    • Plus, for the final battle of the prologue section of Kingdom Hearts II, Roxas gets to dual wield keyblades for the final showdown with Axel. It plays like Sora's drive version, except there isn't a gauge, so it's basically unlimited.
    • In Kingdom Hearts: Birth by Sleep, Aqua gets the game's best Keyblade in the Final Episode, the semi-hidden true conclusion to the game's storyline. It also forces you to use it in the secret episode added in the final mix version.
    • Upon entering the final world in Kingdom Hearts: Chain of Memories, Sora is given an ability called "Trinity Limit" which gives you the ability to decimate any enemies on the screen provided you obtain one Goofy and Donald card during the battle.
    • Kingdom Hearts: 358/2 Days: Roxas gains the ability to dual wield the Oathkeeper and Oblivion Keyblades during the first part of Day 358 (the last mission). His attacking speed and power increase dramatically, letting him quickly kill the Neoshadows that spawn with only one or two hits.
    • Most of the games feature Ultima Weapon, but the incarnation in Kingdom Hearts III allows Sora to enter Ultimate Form, effectively the game's successor to Final Form.
  • 13 Is Unlucky:
    • Organization XIII consists of thirteen members who like to walk around in Black Cloaks and do nasty things, which is ambiguously justifiable in that they lost their hearts and are trying to reclaim them. The means of trying to reclaim their hearts, however, involves the distortion of the heart of all worlds. Kingdom Hearts 3D [Dream Drop Distance] reveals that the Organization's true purpose is to serve as vessels to Xehanort, who seeks to reforge the χ-blade by pitting thirteen darknesses against seven lights (the Princesses of Heart). But with Sora foiling his goals, Xehanort is trying again with a second Organization.
    • Sora is described in the Grid as Combatant 13, Foreshadowing Xehanort's plan to use him as his thirteenth vessel.
    • Castle Oblivion, which is used as a base by members of the aforementioned Organization, has thirteen floors.

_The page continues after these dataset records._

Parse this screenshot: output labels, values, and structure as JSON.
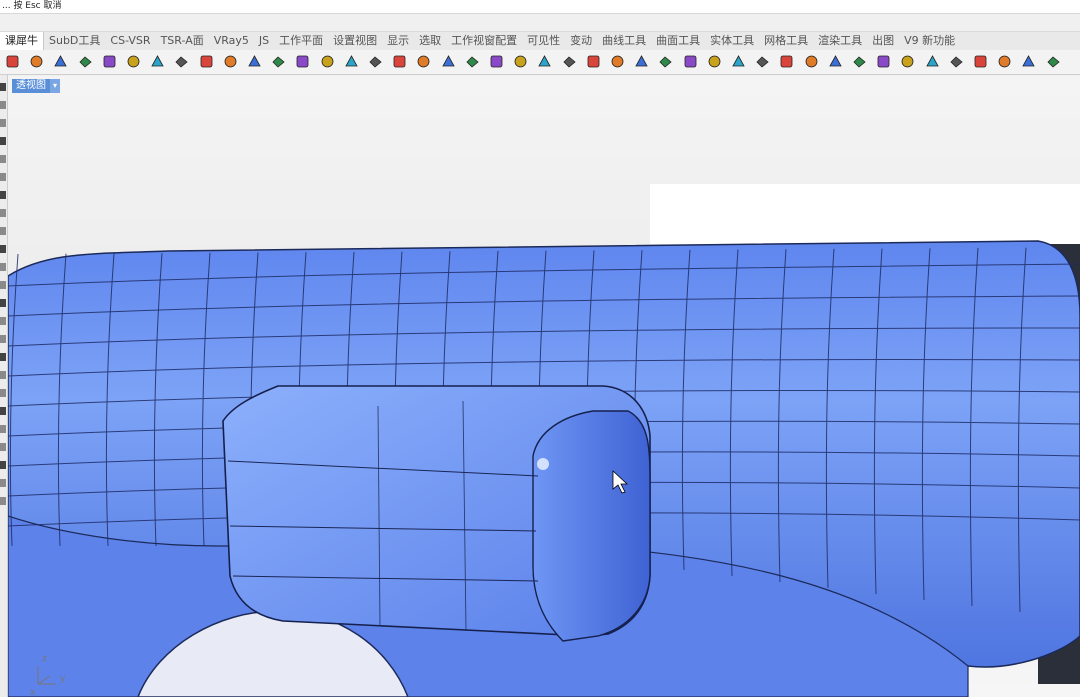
{
  "command_prompt": "... 按 Esc 取消",
  "tabs": [
    "课犀牛",
    "SubD工具",
    "CS-VSR",
    "TSR-A面",
    "VRay5",
    "JS",
    "工作平面",
    "设置视图",
    "显示",
    "选取",
    "工作视窗配置",
    "可见性",
    "变动",
    "曲线工具",
    "曲面工具",
    "实体工具",
    "网格工具",
    "渲染工具",
    "出图",
    "V9 新功能"
  ],
  "active_tab": "课犀牛",
  "toolbar_icons": [
    "new-icon",
    "sphere-icon",
    "loft-icon",
    "solid-box-icon",
    "surface-icon",
    "cube-icon",
    "texture-icon",
    "trim-icon",
    "zebra-analysis-icon",
    "flatten-icon",
    "pipe-icon",
    "mesh-grid-icon",
    "extrude-icon",
    "boolean-icon",
    "circle-point-icon",
    "polygon-icon",
    "rotate-icon",
    "cross-icon",
    "cylinder-icon",
    "plane-icon",
    "patch-icon",
    "diamond-icon",
    "box-icon",
    "lasso-icon",
    "move-icon",
    "render-icon",
    "network-icon",
    "connect-icon",
    "blend-icon",
    "arrow-down-icon",
    "bolt-icon",
    "spline-icon",
    "points-icon",
    "shape-icon",
    "blue-pencil-icon",
    "shell-icon",
    "black-square-icon",
    "cage-icon",
    "spiral-icon",
    "cube-yellow-icon",
    "curve-pencil-icon",
    "arc-icon",
    "lightbulb-icon",
    "box-blue-icon"
  ],
  "viewport": {
    "label": "透视图",
    "axes": {
      "x": "x",
      "y": "y",
      "z": "z"
    }
  },
  "colors": {
    "model_blue": "#6f97f2",
    "model_dark": "#3c5dc6",
    "viewport_tab": "#5a8fd8",
    "accent": "#4a7fd6"
  }
}
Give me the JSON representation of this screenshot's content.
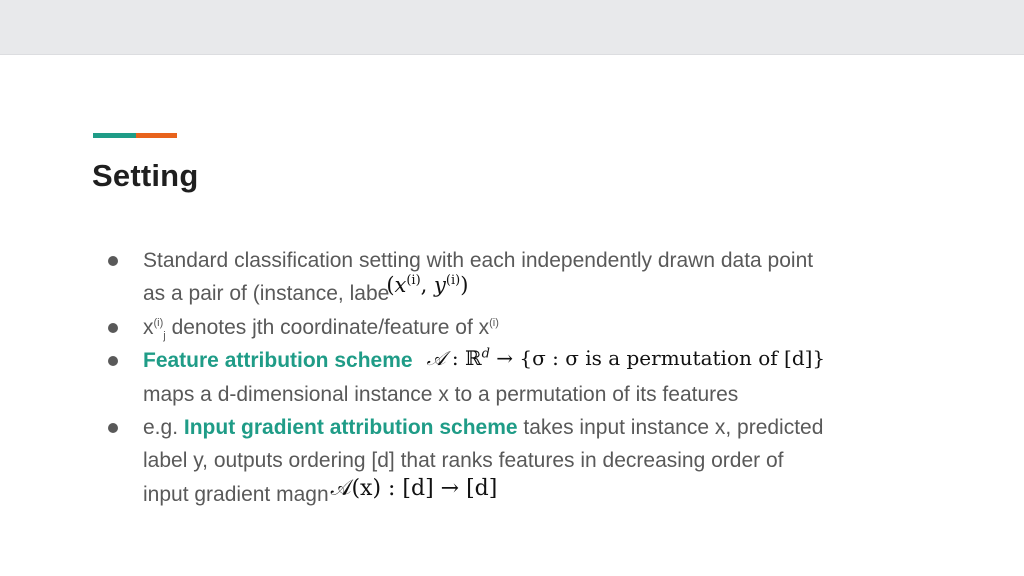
{
  "colors": {
    "accent_teal": "#1f9c87",
    "accent_orange": "#e8631c",
    "text": "#595959",
    "title": "#1f1f1f",
    "top_bar": "#e8e9eb"
  },
  "slide": {
    "title": "Setting",
    "bullets": [
      {
        "line1": "Standard classification setting with each independently drawn data point",
        "line2_text": "as a pair of (instance, labe",
        "math": "(x⁽ⁱ⁾, y⁽ⁱ⁾)",
        "math_parts": {
          "x": "x",
          "y": "y",
          "sup": "(i)"
        }
      },
      {
        "var": "x",
        "sup": "(i)",
        "sub": "j",
        "text": " denotes jth coordinate/feature of x",
        "text_sup": "(i)"
      },
      {
        "highlight": "Feature attribution scheme",
        "math_A": "𝒜",
        "math_rest": " : ℝ",
        "math_sup": "d",
        "math_tail": " → {σ : σ is a permutation of [d]}",
        "line2": "maps a d-dimensional instance x to a permutation of its features"
      },
      {
        "prefix": "e.g. ",
        "highlight": "Input gradient attribution scheme",
        "rest": " takes input instance x, predicted",
        "line2": "label y, outputs ordering [d] that ranks features in decreasing order of",
        "line3_text": "input gradient magn",
        "math": "𝒜(x) : [d] → [d]"
      }
    ]
  }
}
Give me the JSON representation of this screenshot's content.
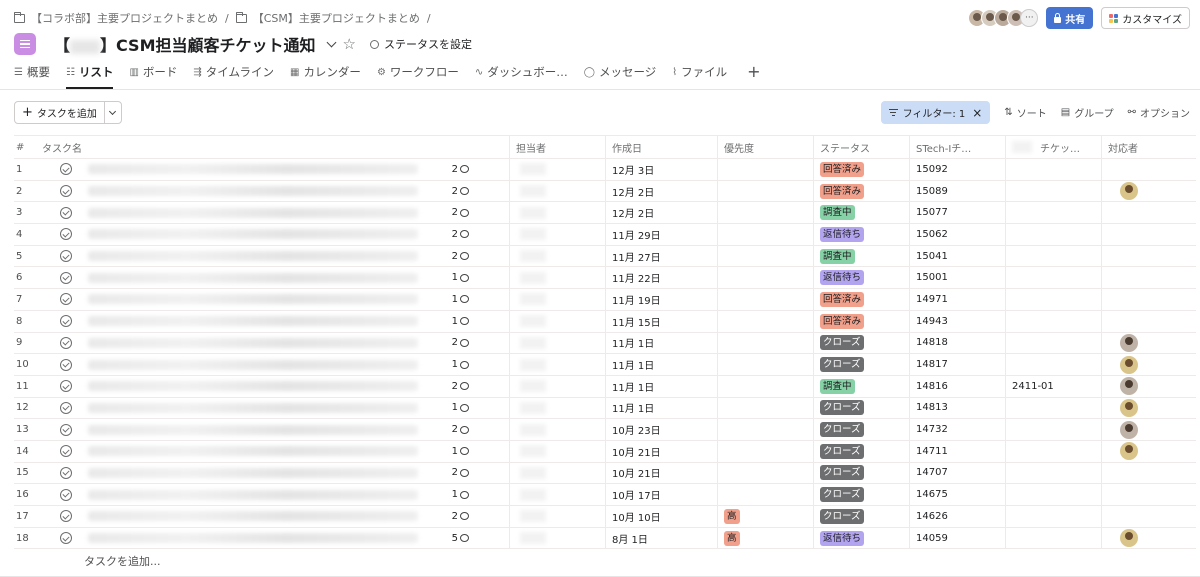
{
  "breadcrumb": {
    "items": [
      "【コラボ部】主要プロジェクトまとめ",
      "【CSM】主要プロジェクトまとめ"
    ],
    "separator": "/"
  },
  "header": {
    "title_prefix": "【",
    "title_suffix": "】CSM担当顧客チケット通知",
    "status_label": "ステータスを設定",
    "share_label": "共有",
    "customize_label": "カスタマイズ",
    "more_members": "···"
  },
  "tabs": [
    {
      "label": "概要",
      "icon": "overview-icon",
      "glyph": "☰"
    },
    {
      "label": "リスト",
      "icon": "list-icon",
      "glyph": "☷"
    },
    {
      "label": "ボード",
      "icon": "board-icon",
      "glyph": "▥"
    },
    {
      "label": "タイムライン",
      "icon": "timeline-icon",
      "glyph": "⇶"
    },
    {
      "label": "カレンダー",
      "icon": "calendar-icon",
      "glyph": "▦"
    },
    {
      "label": "ワークフロー",
      "icon": "workflow-icon",
      "glyph": "⚙"
    },
    {
      "label": "ダッシュボー…",
      "icon": "dashboard-icon",
      "glyph": "∿"
    },
    {
      "label": "メッセージ",
      "icon": "message-icon",
      "glyph": "◯"
    },
    {
      "label": "ファイル",
      "icon": "file-icon",
      "glyph": "⌇"
    }
  ],
  "active_tab": "リスト",
  "toolbar": {
    "add_task": "タスクを追加",
    "filter": "フィルター: 1",
    "sort": "ソート",
    "group": "グループ",
    "options": "オプション"
  },
  "columns": {
    "num": "#",
    "name": "タスク名",
    "assignee": "担当者",
    "created": "作成日",
    "priority": "優先度",
    "status": "ステータス",
    "stech": "STech-Iチ…",
    "ticket": "チケッ…",
    "responder": "対応者"
  },
  "rows": [
    {
      "num": "1",
      "comments": "2",
      "date": "12月 3日",
      "priority": "",
      "status": "回答済み",
      "stech": "15092",
      "ticket": "",
      "responder": false
    },
    {
      "num": "2",
      "comments": "2",
      "date": "12月 2日",
      "priority": "",
      "status": "回答済み",
      "stech": "15089",
      "ticket": "",
      "responder": true
    },
    {
      "num": "3",
      "comments": "2",
      "date": "12月 2日",
      "priority": "",
      "status": "調査中",
      "stech": "15077",
      "ticket": "",
      "responder": false
    },
    {
      "num": "4",
      "comments": "2",
      "date": "11月 29日",
      "priority": "",
      "status": "返信待ち",
      "stech": "15062",
      "ticket": "",
      "responder": false
    },
    {
      "num": "5",
      "comments": "2",
      "date": "11月 27日",
      "priority": "",
      "status": "調査中",
      "stech": "15041",
      "ticket": "",
      "responder": false
    },
    {
      "num": "6",
      "comments": "1",
      "date": "11月 22日",
      "priority": "",
      "status": "返信待ち",
      "stech": "15001",
      "ticket": "",
      "responder": false
    },
    {
      "num": "7",
      "comments": "1",
      "date": "11月 19日",
      "priority": "",
      "status": "回答済み",
      "stech": "14971",
      "ticket": "",
      "responder": false
    },
    {
      "num": "8",
      "comments": "1",
      "date": "11月 15日",
      "priority": "",
      "status": "回答済み",
      "stech": "14943",
      "ticket": "",
      "responder": false
    },
    {
      "num": "9",
      "comments": "2",
      "date": "11月 1日",
      "priority": "",
      "status": "クローズ",
      "stech": "14818",
      "ticket": "",
      "responder": true
    },
    {
      "num": "10",
      "comments": "1",
      "date": "11月 1日",
      "priority": "",
      "status": "クローズ",
      "stech": "14817",
      "ticket": "",
      "responder": true
    },
    {
      "num": "11",
      "comments": "2",
      "date": "11月 1日",
      "priority": "",
      "status": "調査中",
      "stech": "14816",
      "ticket": "2411-01",
      "responder": true
    },
    {
      "num": "12",
      "comments": "1",
      "date": "11月 1日",
      "priority": "",
      "status": "クローズ",
      "stech": "14813",
      "ticket": "",
      "responder": true
    },
    {
      "num": "13",
      "comments": "2",
      "date": "10月 23日",
      "priority": "",
      "status": "クローズ",
      "stech": "14732",
      "ticket": "",
      "responder": true
    },
    {
      "num": "14",
      "comments": "1",
      "date": "10月 21日",
      "priority": "",
      "status": "クローズ",
      "stech": "14711",
      "ticket": "",
      "responder": true
    },
    {
      "num": "15",
      "comments": "2",
      "date": "10月 21日",
      "priority": "",
      "status": "クローズ",
      "stech": "14707",
      "ticket": "",
      "responder": false
    },
    {
      "num": "16",
      "comments": "1",
      "date": "10月 17日",
      "priority": "",
      "status": "クローズ",
      "stech": "14675",
      "ticket": "",
      "responder": false
    },
    {
      "num": "17",
      "comments": "2",
      "date": "10月 10日",
      "priority": "高",
      "status": "クローズ",
      "stech": "14626",
      "ticket": "",
      "responder": false
    },
    {
      "num": "18",
      "comments": "5",
      "date": "8月 1日",
      "priority": "高",
      "status": "返信待ち",
      "stech": "14059",
      "ticket": "",
      "responder": true
    }
  ],
  "status_colors": {
    "回答済み": "#f1a08c",
    "調査中": "#86d1a6",
    "返信待ち": "#b3a4f0",
    "クローズ": "#6d6e6f"
  },
  "add_task_row": "タスクを追加..."
}
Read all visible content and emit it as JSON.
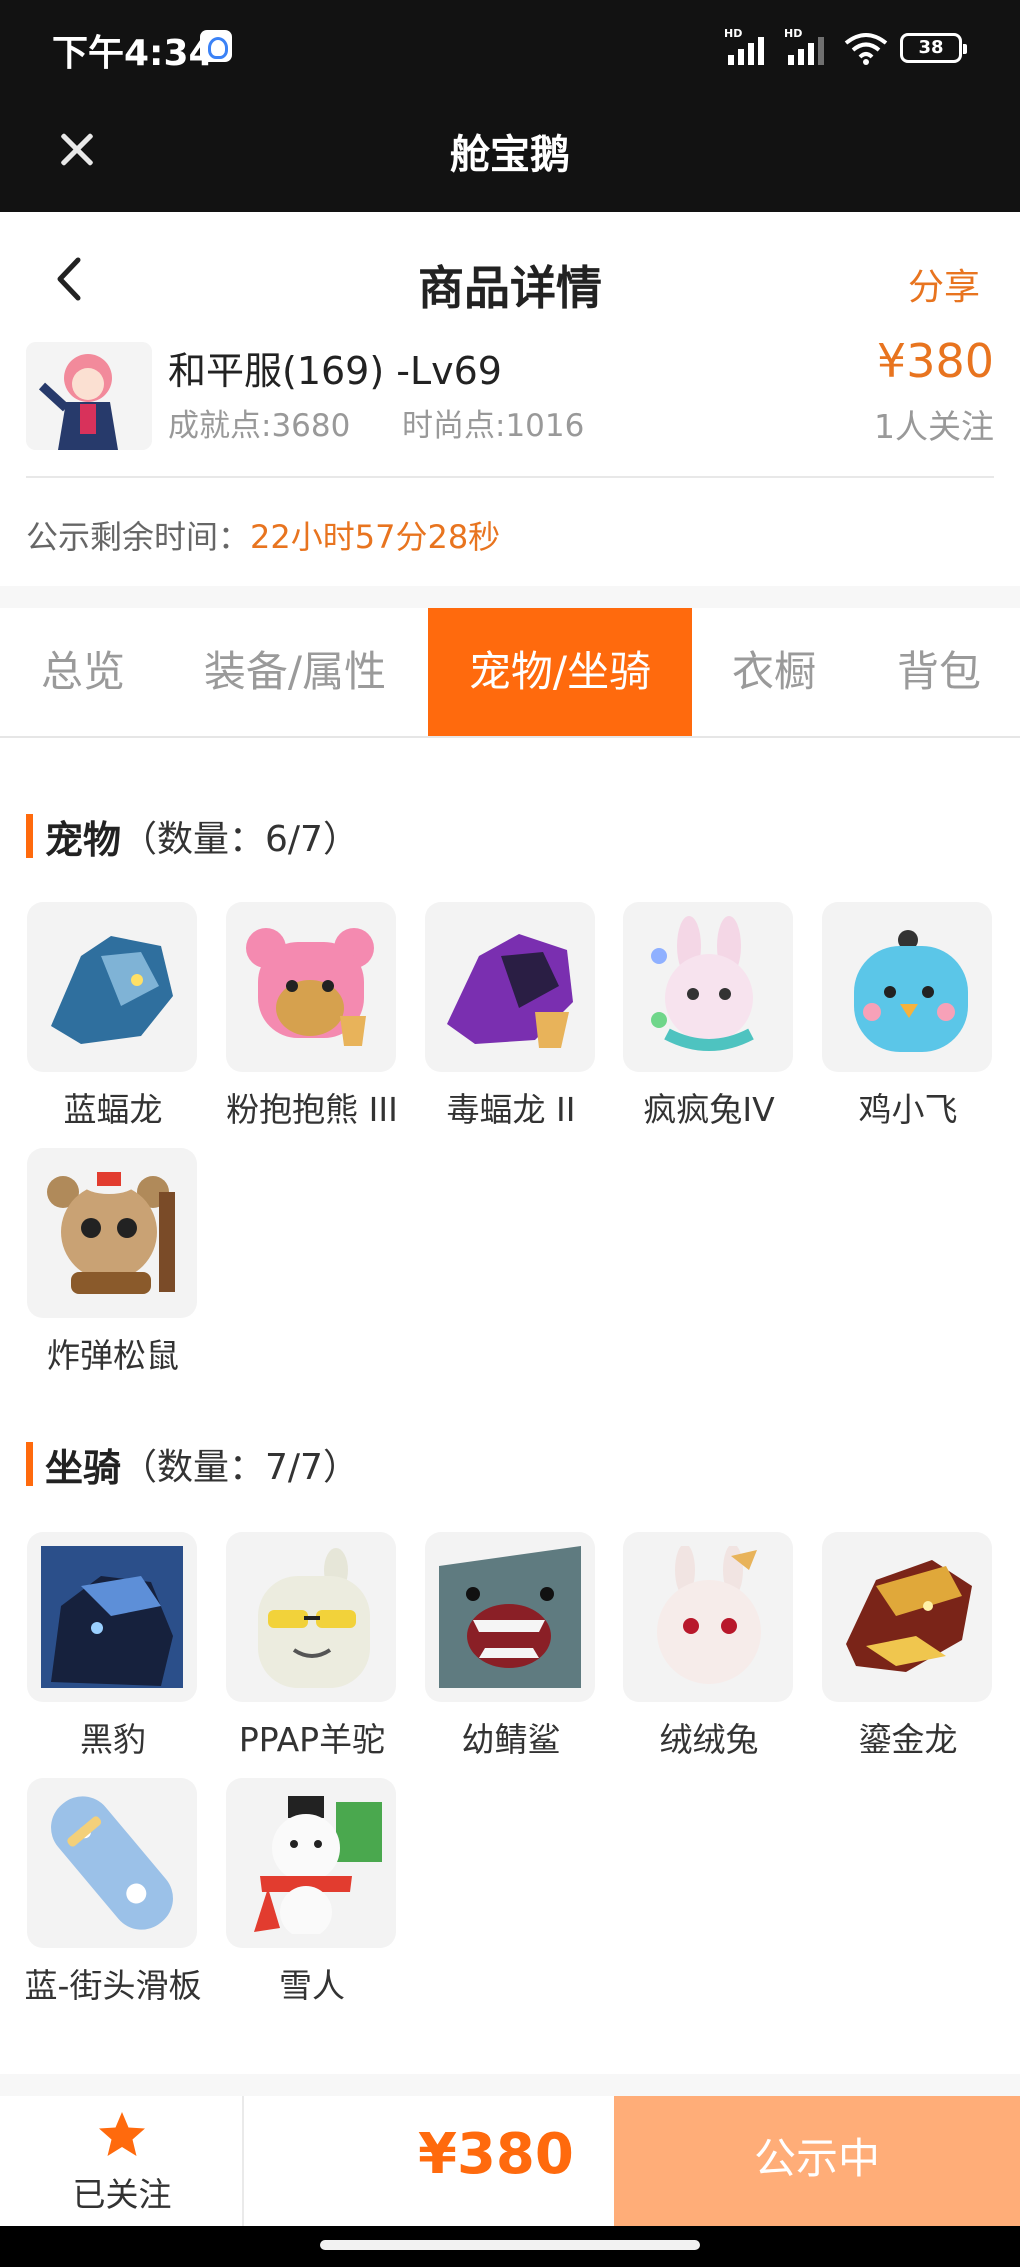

—But don't be afraid.
You hold the mightiest weapon of all.
So don't forget:
You are the one who will open the door.


Video Example(s):


Kingdom Hearts II

Every game in the Kingdom Hearts franchise has a results screen appear after the credits showing you what you accomplished throughout the game. II's screen in particular shows you how much of Jiminy's Journal you completed, how many times Mickey bailed you out and which Summon you used the most, among other things.

How well does it match the trope?

5 (5 votes)

Example of:

Main / EndGameResultsScreen

Media sources: